Task goal:
Count, in the data that follows, every line with the string "true", and give that count as the whole reply.

Recorded data:
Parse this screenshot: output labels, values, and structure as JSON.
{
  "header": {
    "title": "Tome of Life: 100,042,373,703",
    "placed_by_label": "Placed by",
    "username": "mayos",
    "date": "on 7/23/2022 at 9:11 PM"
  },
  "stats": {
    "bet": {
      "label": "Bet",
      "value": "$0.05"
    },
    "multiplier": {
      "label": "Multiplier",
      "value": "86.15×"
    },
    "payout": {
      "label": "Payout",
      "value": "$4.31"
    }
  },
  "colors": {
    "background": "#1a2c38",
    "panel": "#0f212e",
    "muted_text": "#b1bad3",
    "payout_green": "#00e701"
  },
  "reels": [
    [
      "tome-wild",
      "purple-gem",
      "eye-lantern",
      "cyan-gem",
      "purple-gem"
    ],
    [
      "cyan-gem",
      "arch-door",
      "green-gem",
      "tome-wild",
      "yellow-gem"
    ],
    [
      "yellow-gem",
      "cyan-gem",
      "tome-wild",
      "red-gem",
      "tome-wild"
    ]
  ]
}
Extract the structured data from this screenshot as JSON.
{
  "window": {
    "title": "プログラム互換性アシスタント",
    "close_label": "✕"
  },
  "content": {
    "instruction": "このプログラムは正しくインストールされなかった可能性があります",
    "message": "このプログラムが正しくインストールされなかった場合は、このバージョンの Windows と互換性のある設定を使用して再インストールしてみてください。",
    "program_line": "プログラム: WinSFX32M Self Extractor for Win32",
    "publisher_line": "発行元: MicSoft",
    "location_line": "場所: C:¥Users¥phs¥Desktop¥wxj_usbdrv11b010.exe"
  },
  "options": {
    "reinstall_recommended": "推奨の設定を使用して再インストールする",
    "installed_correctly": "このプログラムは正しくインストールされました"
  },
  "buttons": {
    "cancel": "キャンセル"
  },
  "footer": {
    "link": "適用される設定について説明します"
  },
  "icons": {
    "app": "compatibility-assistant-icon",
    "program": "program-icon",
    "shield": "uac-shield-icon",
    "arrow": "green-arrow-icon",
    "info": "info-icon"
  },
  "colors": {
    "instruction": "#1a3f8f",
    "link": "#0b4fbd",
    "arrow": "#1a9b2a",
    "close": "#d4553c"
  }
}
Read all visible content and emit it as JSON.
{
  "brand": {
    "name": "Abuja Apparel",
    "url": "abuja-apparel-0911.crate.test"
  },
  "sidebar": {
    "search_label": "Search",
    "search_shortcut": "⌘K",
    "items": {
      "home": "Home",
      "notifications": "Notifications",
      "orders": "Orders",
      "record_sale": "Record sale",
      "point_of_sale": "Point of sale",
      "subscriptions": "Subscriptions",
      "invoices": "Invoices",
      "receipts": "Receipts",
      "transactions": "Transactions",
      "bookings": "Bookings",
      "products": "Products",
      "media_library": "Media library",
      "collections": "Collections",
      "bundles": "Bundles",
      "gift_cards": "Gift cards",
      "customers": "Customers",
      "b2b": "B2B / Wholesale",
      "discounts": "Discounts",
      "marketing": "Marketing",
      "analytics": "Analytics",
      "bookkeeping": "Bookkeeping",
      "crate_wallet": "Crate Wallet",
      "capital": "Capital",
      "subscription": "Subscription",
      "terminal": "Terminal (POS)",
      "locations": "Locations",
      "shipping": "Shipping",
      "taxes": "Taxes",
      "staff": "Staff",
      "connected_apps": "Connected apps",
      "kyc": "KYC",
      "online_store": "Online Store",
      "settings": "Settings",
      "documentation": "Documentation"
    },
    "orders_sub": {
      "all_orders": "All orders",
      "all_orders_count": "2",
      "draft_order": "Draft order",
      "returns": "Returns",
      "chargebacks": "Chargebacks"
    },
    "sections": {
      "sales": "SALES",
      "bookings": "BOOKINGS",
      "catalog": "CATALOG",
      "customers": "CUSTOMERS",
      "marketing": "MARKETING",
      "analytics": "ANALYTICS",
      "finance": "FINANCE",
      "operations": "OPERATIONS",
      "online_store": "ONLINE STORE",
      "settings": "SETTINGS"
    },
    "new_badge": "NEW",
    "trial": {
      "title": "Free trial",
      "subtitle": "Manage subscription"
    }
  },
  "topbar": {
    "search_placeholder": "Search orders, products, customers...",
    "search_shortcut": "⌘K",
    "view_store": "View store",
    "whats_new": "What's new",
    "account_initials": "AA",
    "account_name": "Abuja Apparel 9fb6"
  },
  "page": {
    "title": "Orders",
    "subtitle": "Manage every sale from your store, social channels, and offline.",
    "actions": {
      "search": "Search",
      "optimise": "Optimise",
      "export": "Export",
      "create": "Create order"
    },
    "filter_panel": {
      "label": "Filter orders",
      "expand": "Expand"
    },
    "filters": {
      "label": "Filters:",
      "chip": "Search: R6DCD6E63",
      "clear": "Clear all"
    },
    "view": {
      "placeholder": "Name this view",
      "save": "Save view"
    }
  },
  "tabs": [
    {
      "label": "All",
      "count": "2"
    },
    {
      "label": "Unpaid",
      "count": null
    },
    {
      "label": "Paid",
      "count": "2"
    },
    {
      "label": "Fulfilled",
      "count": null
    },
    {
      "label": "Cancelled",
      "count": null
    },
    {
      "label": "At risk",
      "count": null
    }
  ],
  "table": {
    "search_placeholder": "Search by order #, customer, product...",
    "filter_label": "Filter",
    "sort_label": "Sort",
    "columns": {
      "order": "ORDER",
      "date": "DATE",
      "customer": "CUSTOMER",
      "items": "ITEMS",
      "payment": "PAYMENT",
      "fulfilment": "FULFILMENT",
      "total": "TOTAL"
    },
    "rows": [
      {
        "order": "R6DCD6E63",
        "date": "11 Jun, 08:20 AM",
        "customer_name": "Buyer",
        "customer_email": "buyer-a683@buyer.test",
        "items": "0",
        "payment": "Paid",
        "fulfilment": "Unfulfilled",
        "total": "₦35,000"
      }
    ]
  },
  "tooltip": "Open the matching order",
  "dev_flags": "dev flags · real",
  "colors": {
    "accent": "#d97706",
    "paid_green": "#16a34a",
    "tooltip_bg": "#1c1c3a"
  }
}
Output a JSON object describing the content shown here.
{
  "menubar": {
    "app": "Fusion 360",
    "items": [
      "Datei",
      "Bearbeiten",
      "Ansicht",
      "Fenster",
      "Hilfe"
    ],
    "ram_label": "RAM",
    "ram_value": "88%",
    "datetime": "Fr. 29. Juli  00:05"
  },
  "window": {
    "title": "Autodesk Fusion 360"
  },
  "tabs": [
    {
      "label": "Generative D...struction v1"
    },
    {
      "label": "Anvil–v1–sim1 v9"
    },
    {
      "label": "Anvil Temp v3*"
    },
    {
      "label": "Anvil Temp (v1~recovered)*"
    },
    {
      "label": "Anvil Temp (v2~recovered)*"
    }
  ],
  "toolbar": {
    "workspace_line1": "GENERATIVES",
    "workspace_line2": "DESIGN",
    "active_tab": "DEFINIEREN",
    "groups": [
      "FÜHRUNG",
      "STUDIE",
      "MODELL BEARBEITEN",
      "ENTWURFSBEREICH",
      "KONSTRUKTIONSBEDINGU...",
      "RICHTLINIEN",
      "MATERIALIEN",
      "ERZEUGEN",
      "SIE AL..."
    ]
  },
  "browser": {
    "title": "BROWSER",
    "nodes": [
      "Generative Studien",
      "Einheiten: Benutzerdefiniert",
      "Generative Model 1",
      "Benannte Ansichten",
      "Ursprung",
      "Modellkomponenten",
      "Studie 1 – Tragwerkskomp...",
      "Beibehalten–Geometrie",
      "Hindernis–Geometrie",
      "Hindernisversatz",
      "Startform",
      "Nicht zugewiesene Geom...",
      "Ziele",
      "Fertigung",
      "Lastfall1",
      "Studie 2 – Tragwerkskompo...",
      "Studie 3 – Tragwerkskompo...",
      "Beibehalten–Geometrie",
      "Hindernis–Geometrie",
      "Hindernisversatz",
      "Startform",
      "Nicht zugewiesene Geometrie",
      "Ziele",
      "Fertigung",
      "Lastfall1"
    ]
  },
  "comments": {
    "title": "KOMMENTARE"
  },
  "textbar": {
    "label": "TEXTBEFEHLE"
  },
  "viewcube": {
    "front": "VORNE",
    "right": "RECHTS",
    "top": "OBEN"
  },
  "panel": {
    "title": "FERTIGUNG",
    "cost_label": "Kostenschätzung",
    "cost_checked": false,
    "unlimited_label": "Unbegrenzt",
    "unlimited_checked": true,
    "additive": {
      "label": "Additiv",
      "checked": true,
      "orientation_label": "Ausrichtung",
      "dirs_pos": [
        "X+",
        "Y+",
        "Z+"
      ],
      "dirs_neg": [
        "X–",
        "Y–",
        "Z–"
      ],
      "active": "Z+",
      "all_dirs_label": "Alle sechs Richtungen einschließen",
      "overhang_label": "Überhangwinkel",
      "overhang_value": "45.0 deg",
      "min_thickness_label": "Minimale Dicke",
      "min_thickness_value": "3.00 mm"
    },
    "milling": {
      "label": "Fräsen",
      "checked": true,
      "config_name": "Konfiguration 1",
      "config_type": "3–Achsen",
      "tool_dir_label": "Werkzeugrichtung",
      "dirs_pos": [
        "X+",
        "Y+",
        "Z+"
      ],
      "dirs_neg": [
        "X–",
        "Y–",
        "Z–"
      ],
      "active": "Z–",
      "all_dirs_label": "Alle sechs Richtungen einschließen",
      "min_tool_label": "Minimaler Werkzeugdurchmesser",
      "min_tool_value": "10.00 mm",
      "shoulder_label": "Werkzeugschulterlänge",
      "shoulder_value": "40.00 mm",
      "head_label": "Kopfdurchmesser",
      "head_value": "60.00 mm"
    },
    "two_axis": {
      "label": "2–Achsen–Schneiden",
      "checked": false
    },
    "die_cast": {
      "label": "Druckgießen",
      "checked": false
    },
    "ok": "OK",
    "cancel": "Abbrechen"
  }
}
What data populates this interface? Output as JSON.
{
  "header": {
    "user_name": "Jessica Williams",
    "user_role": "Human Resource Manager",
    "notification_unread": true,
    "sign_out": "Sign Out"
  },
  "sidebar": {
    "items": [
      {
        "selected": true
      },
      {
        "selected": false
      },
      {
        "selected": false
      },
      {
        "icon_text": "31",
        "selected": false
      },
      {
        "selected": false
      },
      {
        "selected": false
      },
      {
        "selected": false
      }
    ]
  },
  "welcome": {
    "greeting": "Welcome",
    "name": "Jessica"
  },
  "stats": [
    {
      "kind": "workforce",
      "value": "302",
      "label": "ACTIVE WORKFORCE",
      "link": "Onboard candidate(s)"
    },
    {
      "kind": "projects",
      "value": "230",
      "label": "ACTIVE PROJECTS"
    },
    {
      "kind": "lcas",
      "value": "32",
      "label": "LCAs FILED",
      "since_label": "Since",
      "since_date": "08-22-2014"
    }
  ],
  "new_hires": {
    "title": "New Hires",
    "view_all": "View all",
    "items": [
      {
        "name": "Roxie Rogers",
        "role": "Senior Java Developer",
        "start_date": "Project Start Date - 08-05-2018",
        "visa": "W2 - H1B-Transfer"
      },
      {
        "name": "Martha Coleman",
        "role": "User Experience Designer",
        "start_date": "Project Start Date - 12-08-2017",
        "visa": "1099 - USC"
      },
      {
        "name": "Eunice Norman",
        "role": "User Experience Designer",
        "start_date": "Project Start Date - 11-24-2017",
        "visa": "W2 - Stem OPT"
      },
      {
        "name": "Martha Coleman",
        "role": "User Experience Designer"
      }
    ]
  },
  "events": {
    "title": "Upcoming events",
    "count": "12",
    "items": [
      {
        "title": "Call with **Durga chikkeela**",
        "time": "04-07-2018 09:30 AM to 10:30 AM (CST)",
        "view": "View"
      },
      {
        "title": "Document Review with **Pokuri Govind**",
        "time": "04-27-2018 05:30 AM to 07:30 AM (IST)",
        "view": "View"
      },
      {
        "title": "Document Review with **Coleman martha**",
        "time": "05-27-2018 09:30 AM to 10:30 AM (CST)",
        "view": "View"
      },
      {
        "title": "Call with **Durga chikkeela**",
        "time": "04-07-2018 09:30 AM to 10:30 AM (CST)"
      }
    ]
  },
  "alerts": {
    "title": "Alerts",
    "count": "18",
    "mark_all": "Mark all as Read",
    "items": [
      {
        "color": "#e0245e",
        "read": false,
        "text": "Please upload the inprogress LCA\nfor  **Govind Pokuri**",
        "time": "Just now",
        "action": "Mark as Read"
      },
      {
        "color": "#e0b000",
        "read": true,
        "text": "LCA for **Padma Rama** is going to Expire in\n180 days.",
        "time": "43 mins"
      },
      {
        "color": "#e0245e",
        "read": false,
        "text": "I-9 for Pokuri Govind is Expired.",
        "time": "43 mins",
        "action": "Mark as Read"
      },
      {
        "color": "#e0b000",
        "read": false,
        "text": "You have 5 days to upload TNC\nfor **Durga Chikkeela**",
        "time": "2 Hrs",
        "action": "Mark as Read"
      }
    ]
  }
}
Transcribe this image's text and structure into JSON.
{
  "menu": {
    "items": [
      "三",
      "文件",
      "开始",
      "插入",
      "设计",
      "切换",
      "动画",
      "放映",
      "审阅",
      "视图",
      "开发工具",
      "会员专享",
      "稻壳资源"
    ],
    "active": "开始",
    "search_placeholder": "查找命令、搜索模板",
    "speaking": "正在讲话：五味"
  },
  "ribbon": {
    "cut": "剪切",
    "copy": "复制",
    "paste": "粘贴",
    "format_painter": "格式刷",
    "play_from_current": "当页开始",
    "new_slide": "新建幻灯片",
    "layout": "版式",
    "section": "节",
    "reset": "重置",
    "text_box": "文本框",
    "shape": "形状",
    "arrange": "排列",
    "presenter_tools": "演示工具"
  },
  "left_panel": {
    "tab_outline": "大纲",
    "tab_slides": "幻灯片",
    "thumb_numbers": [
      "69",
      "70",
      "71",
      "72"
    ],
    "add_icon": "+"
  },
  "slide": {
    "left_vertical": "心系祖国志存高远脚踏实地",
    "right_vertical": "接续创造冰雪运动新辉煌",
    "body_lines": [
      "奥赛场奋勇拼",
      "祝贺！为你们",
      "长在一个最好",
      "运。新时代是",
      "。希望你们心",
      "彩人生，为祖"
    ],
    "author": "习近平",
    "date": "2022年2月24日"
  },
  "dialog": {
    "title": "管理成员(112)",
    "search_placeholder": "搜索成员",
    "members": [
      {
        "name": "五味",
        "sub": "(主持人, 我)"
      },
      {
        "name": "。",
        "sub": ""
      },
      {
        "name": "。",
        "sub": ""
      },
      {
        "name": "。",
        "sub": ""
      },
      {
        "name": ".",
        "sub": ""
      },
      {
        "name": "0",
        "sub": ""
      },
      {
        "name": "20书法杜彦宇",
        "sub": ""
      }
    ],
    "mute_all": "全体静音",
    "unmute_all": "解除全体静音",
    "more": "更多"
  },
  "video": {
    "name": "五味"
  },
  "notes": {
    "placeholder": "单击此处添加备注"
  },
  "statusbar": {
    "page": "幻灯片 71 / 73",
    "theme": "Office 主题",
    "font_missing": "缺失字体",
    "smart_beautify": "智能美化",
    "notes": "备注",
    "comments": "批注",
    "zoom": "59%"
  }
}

Exercise output:
6